Lines that include the string "title" are the ones to copy from the entries below.
Start of Records to process
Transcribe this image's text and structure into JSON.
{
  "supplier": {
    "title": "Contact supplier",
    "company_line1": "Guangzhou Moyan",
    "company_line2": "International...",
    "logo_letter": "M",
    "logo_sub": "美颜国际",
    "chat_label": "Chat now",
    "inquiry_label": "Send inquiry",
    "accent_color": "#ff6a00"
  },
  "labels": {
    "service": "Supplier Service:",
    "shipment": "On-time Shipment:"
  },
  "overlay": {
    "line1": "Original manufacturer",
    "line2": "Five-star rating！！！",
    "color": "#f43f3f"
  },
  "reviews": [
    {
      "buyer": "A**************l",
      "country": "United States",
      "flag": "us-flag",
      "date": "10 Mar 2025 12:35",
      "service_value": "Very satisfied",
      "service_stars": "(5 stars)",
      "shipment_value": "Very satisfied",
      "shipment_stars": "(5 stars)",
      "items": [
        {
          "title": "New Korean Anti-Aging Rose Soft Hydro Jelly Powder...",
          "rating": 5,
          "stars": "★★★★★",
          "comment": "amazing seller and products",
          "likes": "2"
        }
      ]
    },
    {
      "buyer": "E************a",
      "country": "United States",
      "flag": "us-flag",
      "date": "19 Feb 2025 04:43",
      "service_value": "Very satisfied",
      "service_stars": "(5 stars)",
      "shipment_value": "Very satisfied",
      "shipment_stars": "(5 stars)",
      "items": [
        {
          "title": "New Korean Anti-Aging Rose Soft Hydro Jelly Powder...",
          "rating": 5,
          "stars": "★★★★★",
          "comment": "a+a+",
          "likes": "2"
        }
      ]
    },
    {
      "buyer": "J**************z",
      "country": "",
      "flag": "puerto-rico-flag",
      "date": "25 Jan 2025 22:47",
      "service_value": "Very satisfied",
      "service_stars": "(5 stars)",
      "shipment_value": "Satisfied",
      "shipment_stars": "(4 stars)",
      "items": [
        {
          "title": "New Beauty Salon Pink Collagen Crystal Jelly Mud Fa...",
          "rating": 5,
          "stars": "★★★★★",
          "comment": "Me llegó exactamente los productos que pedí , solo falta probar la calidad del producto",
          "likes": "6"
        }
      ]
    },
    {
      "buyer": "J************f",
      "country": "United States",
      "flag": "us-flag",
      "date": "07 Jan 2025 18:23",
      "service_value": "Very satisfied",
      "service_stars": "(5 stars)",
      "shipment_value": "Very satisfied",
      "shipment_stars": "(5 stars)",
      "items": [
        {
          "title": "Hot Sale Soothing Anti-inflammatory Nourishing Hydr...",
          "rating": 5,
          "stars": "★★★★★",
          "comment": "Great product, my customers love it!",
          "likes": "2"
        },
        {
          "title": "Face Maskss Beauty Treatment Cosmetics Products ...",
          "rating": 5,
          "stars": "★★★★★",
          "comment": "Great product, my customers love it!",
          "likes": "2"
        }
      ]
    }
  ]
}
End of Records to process
### Task response
    "title": "Contact supplier",
          "title": "New Korean Anti-Aging Rose Soft Hydro Jelly Powder...",
          "title": "New Korean Anti-Aging Rose Soft Hydro Jelly Powder...",
          "title": "New Beauty Salon Pink Collagen Crystal Jelly Mud Fa...",
          "title": "Hot Sale Soothing Anti-inflammatory Nourishing Hydr...",
          "title": "Face Maskss Beauty Treatment Cosmetics Products ...",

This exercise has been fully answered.